■ Work to be completed:
In your reply, repeat every entry exactly and skip over each picture.

### Excerpted records ###

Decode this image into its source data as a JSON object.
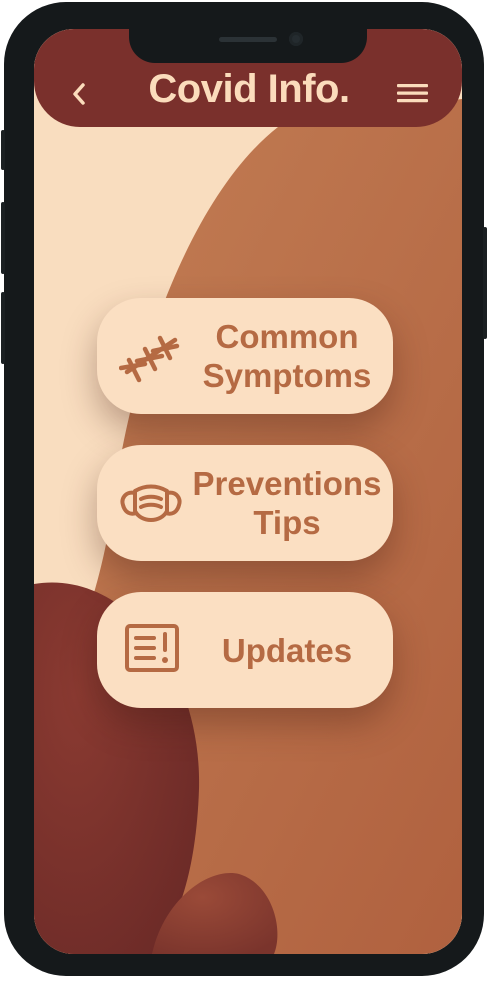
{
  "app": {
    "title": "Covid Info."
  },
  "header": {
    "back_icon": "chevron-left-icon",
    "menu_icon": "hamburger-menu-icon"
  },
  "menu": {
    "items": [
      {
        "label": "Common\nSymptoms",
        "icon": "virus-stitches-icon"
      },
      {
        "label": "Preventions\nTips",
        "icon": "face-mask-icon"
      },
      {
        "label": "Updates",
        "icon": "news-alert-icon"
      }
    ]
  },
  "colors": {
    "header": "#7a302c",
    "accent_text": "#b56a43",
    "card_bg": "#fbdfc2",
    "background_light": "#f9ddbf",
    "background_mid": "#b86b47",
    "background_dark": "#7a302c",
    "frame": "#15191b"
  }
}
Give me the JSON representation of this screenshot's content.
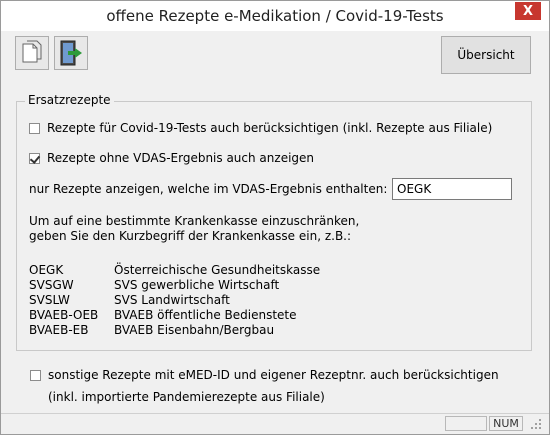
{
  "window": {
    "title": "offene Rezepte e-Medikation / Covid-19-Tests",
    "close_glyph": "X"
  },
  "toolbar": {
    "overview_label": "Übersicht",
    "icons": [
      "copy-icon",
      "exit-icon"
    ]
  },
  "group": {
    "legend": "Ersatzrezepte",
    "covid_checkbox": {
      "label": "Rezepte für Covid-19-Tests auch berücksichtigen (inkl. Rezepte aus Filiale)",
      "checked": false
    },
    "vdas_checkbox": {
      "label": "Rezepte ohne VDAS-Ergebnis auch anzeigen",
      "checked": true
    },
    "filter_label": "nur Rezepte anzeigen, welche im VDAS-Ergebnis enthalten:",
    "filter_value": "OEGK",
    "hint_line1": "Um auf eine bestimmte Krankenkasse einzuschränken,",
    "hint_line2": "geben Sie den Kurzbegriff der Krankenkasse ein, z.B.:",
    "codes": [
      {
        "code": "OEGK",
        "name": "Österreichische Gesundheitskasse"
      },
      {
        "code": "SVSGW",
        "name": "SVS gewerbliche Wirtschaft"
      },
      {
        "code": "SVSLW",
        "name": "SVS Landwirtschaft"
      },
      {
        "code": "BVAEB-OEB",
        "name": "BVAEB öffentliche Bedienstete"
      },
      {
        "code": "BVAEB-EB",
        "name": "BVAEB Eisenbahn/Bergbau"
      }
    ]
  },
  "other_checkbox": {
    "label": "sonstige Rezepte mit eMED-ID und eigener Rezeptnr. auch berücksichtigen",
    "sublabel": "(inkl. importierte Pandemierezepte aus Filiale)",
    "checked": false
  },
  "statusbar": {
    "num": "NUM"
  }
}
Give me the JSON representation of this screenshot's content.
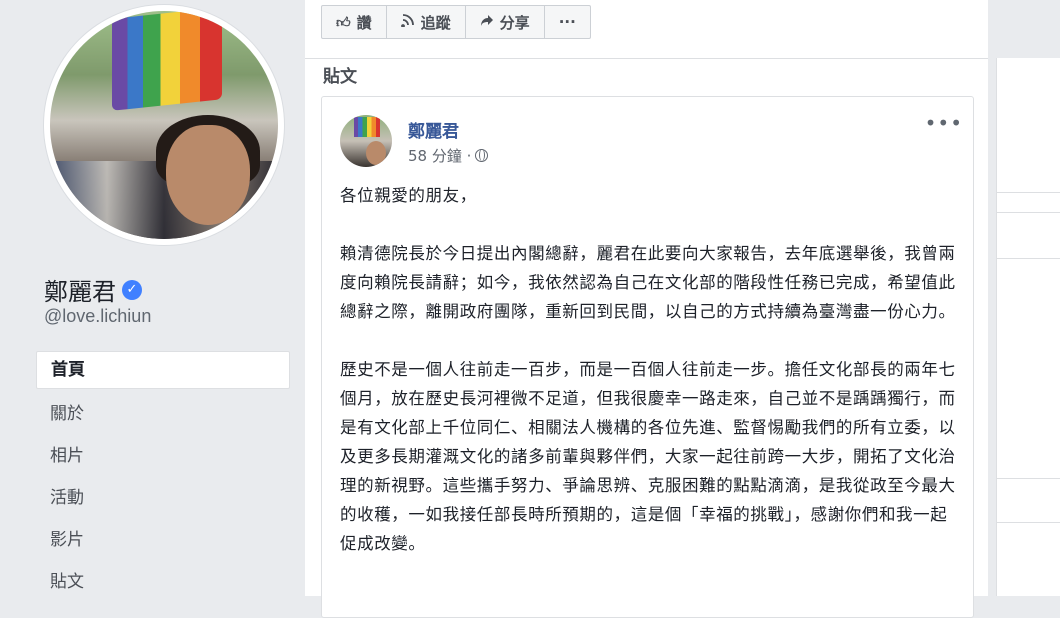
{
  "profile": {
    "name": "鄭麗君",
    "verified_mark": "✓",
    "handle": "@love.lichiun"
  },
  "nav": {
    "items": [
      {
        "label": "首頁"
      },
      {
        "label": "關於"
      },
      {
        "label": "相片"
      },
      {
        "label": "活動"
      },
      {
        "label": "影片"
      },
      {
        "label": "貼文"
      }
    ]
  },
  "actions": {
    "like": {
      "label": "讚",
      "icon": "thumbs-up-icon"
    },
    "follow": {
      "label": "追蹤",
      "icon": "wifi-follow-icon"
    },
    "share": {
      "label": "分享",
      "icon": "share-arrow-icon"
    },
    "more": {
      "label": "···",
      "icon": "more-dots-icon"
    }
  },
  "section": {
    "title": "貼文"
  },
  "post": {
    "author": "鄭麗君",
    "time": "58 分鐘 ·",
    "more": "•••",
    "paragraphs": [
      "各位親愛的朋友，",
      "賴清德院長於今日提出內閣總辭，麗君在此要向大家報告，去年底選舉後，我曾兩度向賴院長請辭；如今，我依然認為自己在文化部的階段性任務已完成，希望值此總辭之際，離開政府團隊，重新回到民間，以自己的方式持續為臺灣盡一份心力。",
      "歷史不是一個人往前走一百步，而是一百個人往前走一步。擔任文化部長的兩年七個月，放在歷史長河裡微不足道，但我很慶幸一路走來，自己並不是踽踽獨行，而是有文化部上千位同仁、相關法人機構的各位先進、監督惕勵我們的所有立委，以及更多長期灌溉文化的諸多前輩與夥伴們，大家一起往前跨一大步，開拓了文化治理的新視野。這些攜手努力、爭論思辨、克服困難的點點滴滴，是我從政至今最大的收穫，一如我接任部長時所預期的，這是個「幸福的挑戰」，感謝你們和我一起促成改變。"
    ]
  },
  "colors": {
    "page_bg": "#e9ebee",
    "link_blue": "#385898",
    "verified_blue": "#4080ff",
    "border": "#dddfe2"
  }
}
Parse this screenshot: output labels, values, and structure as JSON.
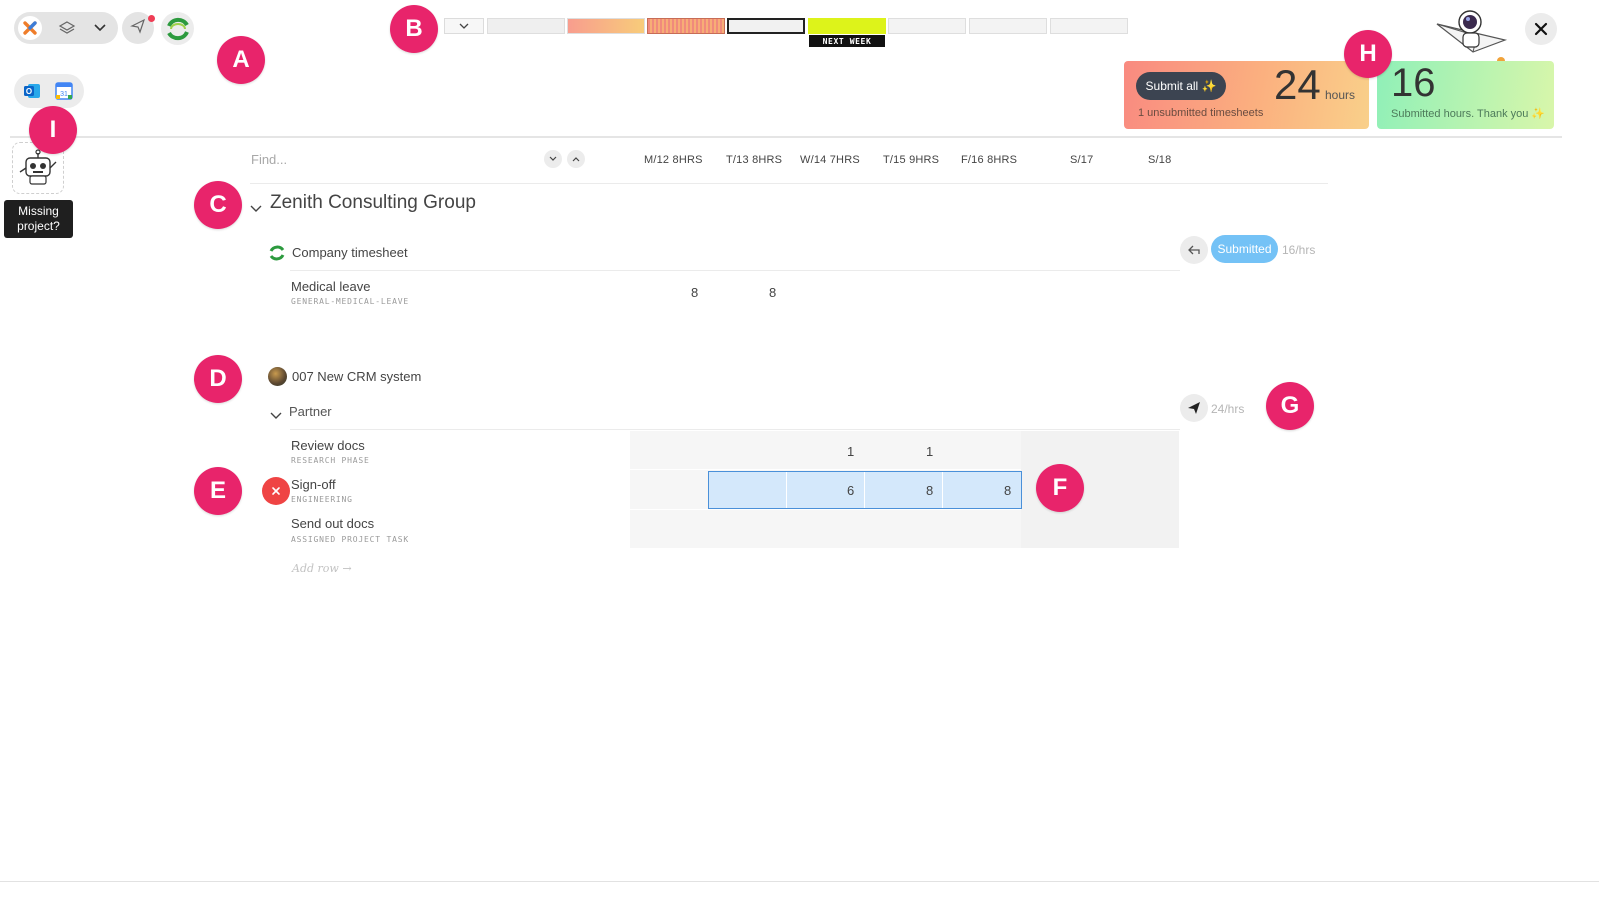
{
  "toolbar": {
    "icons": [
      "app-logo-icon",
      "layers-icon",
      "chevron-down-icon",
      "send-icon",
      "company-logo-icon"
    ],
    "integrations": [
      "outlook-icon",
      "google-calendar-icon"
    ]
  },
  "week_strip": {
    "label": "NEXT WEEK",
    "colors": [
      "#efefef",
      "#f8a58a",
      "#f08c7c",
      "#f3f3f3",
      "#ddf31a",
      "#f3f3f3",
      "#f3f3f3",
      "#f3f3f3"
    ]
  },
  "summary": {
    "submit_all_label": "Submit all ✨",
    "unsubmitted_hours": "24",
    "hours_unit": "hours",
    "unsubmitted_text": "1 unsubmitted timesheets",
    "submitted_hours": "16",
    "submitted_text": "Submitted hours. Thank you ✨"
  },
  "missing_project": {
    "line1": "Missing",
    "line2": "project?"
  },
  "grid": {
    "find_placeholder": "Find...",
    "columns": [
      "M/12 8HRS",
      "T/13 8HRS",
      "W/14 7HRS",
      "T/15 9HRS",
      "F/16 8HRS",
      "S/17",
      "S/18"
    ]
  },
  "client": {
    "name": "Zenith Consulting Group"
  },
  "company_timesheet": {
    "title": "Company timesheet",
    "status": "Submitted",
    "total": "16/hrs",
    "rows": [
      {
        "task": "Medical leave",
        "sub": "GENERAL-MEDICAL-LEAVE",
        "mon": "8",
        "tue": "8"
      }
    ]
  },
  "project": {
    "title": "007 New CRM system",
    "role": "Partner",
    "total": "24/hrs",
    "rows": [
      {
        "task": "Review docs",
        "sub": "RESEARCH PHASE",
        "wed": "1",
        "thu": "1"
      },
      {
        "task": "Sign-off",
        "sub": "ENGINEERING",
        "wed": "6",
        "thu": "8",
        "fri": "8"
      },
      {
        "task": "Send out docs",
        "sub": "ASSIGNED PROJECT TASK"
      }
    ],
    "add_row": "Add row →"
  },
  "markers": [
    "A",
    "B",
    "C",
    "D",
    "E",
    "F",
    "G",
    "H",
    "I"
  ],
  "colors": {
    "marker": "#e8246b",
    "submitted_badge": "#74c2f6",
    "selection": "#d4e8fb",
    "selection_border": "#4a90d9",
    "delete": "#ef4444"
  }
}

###

■ Answer box:
Decode this image into its source data as a JSON object.
{
  "app": {
    "title": "Covid Info."
  },
  "header": {
    "back_icon": "chevron-left-icon",
    "menu_icon": "hamburger-menu-icon"
  },
  "menu": {
    "items": [
      {
        "label": "Common\nSymptoms",
        "icon": "virus-stitches-icon"
      },
      {
        "label": "Preventions\nTips",
        "icon": "face-mask-icon"
      },
      {
        "label": "Updates",
        "icon": "news-alert-icon"
      }
    ]
  },
  "colors": {
    "header": "#7a302c",
    "accent_text": "#b56a43",
    "card_bg": "#fbdfc2",
    "background_light": "#f9ddbf",
    "background_mid": "#b86b47",
    "background_dark": "#7a302c",
    "frame": "#15191b"
  }
}
Give me the JSON representation of this screenshot's content.
{
  "window": {
    "title": "offene Rezepte e-Medikation / Covid-19-Tests",
    "close_glyph": "X"
  },
  "toolbar": {
    "overview_label": "Übersicht",
    "icons": [
      "copy-icon",
      "exit-icon"
    ]
  },
  "group": {
    "legend": "Ersatzrezepte",
    "covid_checkbox": {
      "label": "Rezepte für Covid-19-Tests auch berücksichtigen (inkl. Rezepte aus Filiale)",
      "checked": false
    },
    "vdas_checkbox": {
      "label": "Rezepte ohne VDAS-Ergebnis auch anzeigen",
      "checked": true
    },
    "filter_label": "nur Rezepte anzeigen, welche im VDAS-Ergebnis enthalten:",
    "filter_value": "OEGK",
    "hint_line1": "Um auf eine bestimmte Krankenkasse einzuschränken,",
    "hint_line2": "geben Sie den Kurzbegriff der Krankenkasse ein, z.B.:",
    "codes": [
      {
        "code": "OEGK",
        "name": "Österreichische Gesundheitskasse"
      },
      {
        "code": "SVSGW",
        "name": "SVS gewerbliche Wirtschaft"
      },
      {
        "code": "SVSLW",
        "name": "SVS Landwirtschaft"
      },
      {
        "code": "BVAEB-OEB",
        "name": "BVAEB öffentliche Bedienstete"
      },
      {
        "code": "BVAEB-EB",
        "name": "BVAEB Eisenbahn/Bergbau"
      }
    ]
  },
  "other_checkbox": {
    "label": "sonstige Rezepte mit eMED-ID und eigener Rezeptnr. auch berücksichtigen",
    "sublabel": "(inkl. importierte Pandemierezepte aus Filiale)",
    "checked": false
  },
  "statusbar": {
    "num": "NUM"
  }
}
Give me the JSON representation of this screenshot's content.
{
  "profile": {
    "name": "鄭麗君",
    "verified_mark": "✓",
    "handle": "@love.lichiun"
  },
  "nav": {
    "items": [
      {
        "label": "首頁"
      },
      {
        "label": "關於"
      },
      {
        "label": "相片"
      },
      {
        "label": "活動"
      },
      {
        "label": "影片"
      },
      {
        "label": "貼文"
      }
    ]
  },
  "actions": {
    "like": {
      "label": "讚",
      "icon": "thumbs-up-icon"
    },
    "follow": {
      "label": "追蹤",
      "icon": "wifi-follow-icon"
    },
    "share": {
      "label": "分享",
      "icon": "share-arrow-icon"
    },
    "more": {
      "label": "···",
      "icon": "more-dots-icon"
    }
  },
  "section": {
    "title": "貼文"
  },
  "post": {
    "author": "鄭麗君",
    "time": "58 分鐘 ·",
    "more": "•••",
    "paragraphs": [
      "各位親愛的朋友，",
      "賴清德院長於今日提出內閣總辭，麗君在此要向大家報告，去年底選舉後，我曾兩度向賴院長請辭；如今，我依然認為自己在文化部的階段性任務已完成，希望值此總辭之際，離開政府團隊，重新回到民間，以自己的方式持續為臺灣盡一份心力。",
      "歷史不是一個人往前走一百步，而是一百個人往前走一步。擔任文化部長的兩年七個月，放在歷史長河裡微不足道，但我很慶幸一路走來，自己並不是踽踽獨行，而是有文化部上千位同仁、相關法人機構的各位先進、監督惕勵我們的所有立委，以及更多長期灌溉文化的諸多前輩與夥伴們，大家一起往前跨一大步，開拓了文化治理的新視野。這些攜手努力、爭論思辨、克服困難的點點滴滴，是我從政至今最大的收穫，一如我接任部長時所預期的，這是個「幸福的挑戰」，感謝你們和我一起促成改變。"
    ]
  },
  "colors": {
    "page_bg": "#e9ebee",
    "link_blue": "#385898",
    "verified_blue": "#4080ff",
    "border": "#dddfe2"
  }
}
Parse this screenshot: output labels, values, and structure as JSON.
{
  "toolbar": {
    "icons": [
      "app-logo-icon",
      "layers-icon",
      "chevron-down-icon",
      "send-icon",
      "company-logo-icon"
    ],
    "integrations": [
      "outlook-icon",
      "google-calendar-icon"
    ]
  },
  "week_strip": {
    "label": "NEXT WEEK",
    "colors": [
      "#efefef",
      "#f8a58a",
      "#f08c7c",
      "#f3f3f3",
      "#ddf31a",
      "#f3f3f3",
      "#f3f3f3",
      "#f3f3f3"
    ]
  },
  "summary": {
    "submit_all_label": "Submit all ✨",
    "unsubmitted_hours": "24",
    "hours_unit": "hours",
    "unsubmitted_text": "1 unsubmitted timesheets",
    "submitted_hours": "16",
    "submitted_text": "Submitted hours. Thank you ✨"
  },
  "missing_project": {
    "line1": "Missing",
    "line2": "project?"
  },
  "grid": {
    "find_placeholder": "Find...",
    "columns": [
      "M/12 8HRS",
      "T/13 8HRS",
      "W/14 7HRS",
      "T/15 9HRS",
      "F/16 8HRS",
      "S/17",
      "S/18"
    ]
  },
  "client": {
    "name": "Zenith Consulting Group"
  },
  "company_timesheet": {
    "title": "Company timesheet",
    "status": "Submitted",
    "total": "16/hrs",
    "rows": [
      {
        "task": "Medical leave",
        "sub": "GENERAL-MEDICAL-LEAVE",
        "mon": "8",
        "tue": "8"
      }
    ]
  },
  "project": {
    "title": "007 New CRM system",
    "role": "Partner",
    "total": "24/hrs",
    "rows": [
      {
        "task": "Review docs",
        "sub": "RESEARCH PHASE",
        "wed": "1",
        "thu": "1"
      },
      {
        "task": "Sign-off",
        "sub": "ENGINEERING",
        "wed": "6",
        "thu": "8",
        "fri": "8"
      },
      {
        "task": "Send out docs",
        "sub": "ASSIGNED PROJECT TASK"
      }
    ],
    "add_row": "Add row →"
  },
  "markers": [
    "A",
    "B",
    "C",
    "D",
    "E",
    "F",
    "G",
    "H",
    "I"
  ],
  "colors": {
    "marker": "#e8246b",
    "submitted_badge": "#74c2f6",
    "selection": "#d4e8fb",
    "selection_border": "#4a90d9",
    "delete": "#ef4444"
  }
}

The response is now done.